• **ABOUT THIS EXERCISE**
The whole listing must be returned exactly, with no line missing.

• **DATA TO USE**
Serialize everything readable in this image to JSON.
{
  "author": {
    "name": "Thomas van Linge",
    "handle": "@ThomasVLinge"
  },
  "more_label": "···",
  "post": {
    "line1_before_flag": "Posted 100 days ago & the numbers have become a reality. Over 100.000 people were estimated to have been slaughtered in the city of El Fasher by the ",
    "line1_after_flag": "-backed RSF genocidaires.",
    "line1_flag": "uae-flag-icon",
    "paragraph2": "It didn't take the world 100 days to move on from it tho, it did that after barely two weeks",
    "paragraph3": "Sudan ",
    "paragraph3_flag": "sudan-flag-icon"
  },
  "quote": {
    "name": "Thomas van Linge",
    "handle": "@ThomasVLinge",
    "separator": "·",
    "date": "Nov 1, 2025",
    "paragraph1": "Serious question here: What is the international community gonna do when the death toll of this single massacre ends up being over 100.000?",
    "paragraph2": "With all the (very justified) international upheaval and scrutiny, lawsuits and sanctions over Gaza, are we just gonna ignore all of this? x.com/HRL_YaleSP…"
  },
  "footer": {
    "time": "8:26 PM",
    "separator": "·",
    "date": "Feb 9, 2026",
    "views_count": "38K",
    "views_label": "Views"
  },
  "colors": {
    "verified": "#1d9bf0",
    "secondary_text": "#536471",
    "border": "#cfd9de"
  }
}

• **SOLUTION**
Serialize everything readable in this image to JSON.
{
  "author": {
    "name": "Thomas van Linge",
    "handle": "@ThomasVLinge"
  },
  "more_label": "···",
  "post": {
    "line1_before_flag": "Posted 100 days ago & the numbers have become a reality. Over 100.000 people were estimated to have been slaughtered in the city of El Fasher by the ",
    "line1_after_flag": "-backed RSF genocidaires.",
    "line1_flag": "uae-flag-icon",
    "paragraph2": "It didn't take the world 100 days to move on from it tho, it did that after barely two weeks",
    "paragraph3": "Sudan ",
    "paragraph3_flag": "sudan-flag-icon"
  },
  "quote": {
    "name": "Thomas van Linge",
    "handle": "@ThomasVLinge",
    "separator": "·",
    "date": "Nov 1, 2025",
    "paragraph1": "Serious question here: What is the international community gonna do when the death toll of this single massacre ends up being over 100.000?",
    "paragraph2": "With all the (very justified) international upheaval and scrutiny, lawsuits and sanctions over Gaza, are we just gonna ignore all of this? x.com/HRL_YaleSP…"
  },
  "footer": {
    "time": "8:26 PM",
    "separator": "·",
    "date": "Feb 9, 2026",
    "views_count": "38K",
    "views_label": "Views"
  },
  "colors": {
    "verified": "#1d9bf0",
    "secondary_text": "#536471",
    "border": "#cfd9de"
  }
}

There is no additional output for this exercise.